MATERIAL PROVIDED:
============

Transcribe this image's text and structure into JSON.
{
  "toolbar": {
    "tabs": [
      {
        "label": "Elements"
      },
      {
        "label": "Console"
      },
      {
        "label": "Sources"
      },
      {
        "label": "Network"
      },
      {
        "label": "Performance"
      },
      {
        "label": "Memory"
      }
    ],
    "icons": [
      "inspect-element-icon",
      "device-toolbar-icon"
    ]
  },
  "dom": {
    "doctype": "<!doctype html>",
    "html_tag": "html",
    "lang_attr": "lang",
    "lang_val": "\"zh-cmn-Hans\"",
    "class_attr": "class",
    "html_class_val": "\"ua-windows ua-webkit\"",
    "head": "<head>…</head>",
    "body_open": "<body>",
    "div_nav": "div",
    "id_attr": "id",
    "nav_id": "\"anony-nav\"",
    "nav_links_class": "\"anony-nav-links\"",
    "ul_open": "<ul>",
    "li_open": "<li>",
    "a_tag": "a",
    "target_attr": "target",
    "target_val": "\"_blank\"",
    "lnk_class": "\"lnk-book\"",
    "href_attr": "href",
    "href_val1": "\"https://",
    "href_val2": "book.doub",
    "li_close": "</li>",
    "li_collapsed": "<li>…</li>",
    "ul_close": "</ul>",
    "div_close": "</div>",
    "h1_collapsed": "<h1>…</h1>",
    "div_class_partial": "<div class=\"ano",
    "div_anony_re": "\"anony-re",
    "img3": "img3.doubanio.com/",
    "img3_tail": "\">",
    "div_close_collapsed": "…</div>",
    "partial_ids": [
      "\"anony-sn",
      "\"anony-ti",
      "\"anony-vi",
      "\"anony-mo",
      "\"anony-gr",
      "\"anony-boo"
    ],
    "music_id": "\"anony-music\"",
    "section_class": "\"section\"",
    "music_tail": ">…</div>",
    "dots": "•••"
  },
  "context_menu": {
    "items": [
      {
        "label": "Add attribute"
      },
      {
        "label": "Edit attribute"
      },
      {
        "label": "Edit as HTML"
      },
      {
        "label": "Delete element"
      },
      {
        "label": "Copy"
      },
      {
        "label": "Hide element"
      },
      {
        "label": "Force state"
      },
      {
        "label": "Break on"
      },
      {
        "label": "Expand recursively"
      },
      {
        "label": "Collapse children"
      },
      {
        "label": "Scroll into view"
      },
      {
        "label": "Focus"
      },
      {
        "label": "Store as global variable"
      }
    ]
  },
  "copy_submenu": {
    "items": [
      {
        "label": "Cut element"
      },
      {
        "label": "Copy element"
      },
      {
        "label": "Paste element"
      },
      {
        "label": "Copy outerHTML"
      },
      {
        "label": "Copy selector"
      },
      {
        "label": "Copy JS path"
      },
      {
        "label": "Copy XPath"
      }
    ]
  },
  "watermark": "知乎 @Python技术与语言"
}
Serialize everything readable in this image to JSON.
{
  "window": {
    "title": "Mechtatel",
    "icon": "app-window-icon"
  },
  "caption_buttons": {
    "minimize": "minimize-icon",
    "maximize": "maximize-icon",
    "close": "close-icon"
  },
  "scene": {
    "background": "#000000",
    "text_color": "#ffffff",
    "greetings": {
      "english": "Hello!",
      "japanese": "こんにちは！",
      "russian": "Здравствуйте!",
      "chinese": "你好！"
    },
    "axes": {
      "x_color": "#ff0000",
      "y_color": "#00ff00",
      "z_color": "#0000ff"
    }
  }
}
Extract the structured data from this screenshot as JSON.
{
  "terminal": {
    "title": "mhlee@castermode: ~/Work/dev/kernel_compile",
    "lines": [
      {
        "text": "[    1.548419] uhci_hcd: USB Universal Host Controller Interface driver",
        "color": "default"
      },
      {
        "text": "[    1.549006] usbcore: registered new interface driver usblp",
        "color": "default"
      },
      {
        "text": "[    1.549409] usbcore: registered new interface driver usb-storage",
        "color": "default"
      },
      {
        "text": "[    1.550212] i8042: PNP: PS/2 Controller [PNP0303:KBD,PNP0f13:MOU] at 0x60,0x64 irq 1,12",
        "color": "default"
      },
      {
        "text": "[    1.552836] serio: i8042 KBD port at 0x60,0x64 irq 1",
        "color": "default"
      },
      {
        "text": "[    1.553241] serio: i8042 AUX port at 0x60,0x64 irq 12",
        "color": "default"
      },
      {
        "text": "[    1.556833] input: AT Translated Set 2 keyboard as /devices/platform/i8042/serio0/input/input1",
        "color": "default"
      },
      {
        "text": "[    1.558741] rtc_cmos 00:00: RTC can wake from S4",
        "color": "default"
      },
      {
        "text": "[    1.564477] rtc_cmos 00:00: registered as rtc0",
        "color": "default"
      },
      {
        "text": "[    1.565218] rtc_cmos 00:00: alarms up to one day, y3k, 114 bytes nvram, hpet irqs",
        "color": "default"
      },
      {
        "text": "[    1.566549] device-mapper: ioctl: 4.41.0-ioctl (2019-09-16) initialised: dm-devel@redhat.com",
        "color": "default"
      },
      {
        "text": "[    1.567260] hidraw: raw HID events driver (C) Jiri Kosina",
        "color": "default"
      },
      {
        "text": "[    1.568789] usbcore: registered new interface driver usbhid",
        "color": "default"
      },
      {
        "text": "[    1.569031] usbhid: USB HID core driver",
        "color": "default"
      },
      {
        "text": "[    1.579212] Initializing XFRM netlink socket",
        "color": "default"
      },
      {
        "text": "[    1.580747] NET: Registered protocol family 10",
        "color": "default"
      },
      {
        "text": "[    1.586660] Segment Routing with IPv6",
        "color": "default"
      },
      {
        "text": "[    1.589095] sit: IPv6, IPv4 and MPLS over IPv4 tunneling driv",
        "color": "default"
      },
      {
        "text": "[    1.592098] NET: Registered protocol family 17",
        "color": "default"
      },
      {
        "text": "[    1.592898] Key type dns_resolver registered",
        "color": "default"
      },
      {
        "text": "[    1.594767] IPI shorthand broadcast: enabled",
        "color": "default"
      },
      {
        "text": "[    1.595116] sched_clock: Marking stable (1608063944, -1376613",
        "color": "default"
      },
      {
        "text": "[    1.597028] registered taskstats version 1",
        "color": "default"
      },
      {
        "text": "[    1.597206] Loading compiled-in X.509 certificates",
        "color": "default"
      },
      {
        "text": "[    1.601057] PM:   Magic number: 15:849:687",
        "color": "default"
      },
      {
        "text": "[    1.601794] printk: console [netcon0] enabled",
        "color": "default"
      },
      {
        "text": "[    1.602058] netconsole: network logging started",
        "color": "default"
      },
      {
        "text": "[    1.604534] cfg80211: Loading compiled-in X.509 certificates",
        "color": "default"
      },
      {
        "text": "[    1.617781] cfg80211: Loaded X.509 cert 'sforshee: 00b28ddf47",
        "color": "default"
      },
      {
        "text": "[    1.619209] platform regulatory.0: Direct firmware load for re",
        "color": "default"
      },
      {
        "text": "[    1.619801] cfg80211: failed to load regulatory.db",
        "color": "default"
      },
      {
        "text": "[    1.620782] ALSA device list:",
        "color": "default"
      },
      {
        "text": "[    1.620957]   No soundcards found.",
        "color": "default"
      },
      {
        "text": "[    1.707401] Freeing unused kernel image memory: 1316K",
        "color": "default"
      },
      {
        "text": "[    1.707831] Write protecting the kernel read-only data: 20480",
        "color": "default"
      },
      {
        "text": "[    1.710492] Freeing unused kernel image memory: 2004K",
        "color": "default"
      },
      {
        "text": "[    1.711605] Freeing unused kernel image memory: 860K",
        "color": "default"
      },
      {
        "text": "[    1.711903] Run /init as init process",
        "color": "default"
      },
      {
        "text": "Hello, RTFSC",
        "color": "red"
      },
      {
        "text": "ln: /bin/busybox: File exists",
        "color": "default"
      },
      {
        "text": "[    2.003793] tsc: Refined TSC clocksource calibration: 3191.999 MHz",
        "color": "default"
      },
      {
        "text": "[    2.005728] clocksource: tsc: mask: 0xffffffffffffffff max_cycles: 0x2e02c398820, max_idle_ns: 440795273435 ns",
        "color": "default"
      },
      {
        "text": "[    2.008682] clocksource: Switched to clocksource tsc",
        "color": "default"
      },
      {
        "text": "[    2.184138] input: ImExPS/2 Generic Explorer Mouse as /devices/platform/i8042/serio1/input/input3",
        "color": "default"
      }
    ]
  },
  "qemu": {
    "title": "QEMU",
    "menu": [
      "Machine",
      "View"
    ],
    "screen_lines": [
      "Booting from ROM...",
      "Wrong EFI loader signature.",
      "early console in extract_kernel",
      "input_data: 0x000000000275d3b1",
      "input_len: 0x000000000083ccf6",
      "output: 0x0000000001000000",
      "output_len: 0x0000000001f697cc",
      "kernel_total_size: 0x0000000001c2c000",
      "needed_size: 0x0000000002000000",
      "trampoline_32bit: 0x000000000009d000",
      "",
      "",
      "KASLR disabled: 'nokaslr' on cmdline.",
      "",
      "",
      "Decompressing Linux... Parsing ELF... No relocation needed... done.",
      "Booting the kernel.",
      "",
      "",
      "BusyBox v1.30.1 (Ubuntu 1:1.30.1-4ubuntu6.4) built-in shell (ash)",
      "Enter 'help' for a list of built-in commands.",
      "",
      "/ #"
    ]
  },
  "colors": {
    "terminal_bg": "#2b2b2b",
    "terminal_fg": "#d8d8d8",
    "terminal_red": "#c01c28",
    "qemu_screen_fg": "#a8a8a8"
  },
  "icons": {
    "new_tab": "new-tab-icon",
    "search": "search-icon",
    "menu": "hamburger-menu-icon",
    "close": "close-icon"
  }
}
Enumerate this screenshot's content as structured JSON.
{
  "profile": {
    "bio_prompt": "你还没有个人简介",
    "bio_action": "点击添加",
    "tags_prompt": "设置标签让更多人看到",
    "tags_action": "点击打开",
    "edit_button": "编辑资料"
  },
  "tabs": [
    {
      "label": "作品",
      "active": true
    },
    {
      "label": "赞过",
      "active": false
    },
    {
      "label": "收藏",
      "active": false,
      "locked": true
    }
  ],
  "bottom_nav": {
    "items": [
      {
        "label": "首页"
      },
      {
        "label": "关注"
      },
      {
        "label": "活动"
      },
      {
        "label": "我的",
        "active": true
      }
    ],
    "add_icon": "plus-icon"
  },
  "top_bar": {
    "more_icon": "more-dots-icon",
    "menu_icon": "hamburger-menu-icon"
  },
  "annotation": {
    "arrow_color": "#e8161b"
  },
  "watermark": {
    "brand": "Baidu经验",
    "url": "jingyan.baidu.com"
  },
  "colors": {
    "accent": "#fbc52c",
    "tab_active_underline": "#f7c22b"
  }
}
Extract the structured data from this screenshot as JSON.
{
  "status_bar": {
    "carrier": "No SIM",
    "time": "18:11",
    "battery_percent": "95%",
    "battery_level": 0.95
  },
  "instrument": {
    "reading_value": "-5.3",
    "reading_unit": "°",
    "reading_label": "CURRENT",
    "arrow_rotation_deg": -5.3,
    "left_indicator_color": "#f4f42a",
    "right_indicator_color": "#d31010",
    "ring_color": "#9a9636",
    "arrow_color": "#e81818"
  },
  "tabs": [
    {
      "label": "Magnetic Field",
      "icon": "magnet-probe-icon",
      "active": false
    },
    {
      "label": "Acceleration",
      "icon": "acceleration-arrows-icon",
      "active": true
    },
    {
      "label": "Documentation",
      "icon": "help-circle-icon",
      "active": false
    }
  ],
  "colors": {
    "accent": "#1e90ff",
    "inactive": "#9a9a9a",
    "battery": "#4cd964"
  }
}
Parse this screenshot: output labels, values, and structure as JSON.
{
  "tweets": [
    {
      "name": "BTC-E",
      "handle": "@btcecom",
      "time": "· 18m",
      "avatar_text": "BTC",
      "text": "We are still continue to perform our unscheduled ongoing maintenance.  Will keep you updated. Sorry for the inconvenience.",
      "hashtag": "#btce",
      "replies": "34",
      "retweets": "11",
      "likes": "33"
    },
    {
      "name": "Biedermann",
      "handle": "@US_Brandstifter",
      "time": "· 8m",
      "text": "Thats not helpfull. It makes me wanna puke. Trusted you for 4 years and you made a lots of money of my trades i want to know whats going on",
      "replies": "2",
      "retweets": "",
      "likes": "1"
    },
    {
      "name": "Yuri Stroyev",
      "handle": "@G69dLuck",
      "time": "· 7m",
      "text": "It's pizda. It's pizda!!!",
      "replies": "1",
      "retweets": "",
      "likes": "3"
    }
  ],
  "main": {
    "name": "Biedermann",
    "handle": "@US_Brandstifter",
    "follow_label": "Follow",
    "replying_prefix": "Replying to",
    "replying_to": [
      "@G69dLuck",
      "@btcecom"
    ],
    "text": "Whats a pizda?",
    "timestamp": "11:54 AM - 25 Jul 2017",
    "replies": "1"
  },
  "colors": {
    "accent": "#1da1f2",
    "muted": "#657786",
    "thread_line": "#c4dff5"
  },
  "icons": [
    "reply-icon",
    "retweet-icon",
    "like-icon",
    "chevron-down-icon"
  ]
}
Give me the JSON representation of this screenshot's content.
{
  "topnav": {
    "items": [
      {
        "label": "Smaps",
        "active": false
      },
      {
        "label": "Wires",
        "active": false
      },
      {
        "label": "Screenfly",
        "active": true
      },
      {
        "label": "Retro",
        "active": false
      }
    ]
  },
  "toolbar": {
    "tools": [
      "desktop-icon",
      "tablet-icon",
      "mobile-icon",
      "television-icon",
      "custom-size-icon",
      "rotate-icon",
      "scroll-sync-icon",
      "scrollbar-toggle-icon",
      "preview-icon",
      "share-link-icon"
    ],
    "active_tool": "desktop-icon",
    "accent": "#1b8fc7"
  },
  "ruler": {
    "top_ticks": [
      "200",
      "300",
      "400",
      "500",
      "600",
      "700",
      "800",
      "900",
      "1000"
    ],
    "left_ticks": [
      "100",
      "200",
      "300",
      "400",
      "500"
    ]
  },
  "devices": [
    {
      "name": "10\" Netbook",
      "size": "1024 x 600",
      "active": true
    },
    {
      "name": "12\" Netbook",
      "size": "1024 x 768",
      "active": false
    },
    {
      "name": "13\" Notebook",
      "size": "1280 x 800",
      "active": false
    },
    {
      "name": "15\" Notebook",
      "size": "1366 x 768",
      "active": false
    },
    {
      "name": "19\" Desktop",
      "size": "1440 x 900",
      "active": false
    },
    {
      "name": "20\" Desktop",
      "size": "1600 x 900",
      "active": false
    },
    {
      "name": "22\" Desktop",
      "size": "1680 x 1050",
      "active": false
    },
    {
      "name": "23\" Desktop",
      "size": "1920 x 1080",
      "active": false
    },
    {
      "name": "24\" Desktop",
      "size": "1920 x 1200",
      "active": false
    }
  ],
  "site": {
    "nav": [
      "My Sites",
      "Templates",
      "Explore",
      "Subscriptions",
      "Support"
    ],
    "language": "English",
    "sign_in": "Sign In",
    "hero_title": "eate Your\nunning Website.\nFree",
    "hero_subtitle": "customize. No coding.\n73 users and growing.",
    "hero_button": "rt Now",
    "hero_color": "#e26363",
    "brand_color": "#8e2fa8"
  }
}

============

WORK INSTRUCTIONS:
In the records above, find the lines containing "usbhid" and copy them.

OUTPUT OF THE TASK:
        "text": "[    1.568789] usbcore: registered new interface driver usbhid",
        "text": "[    1.569031] usbhid: USB HID core driver",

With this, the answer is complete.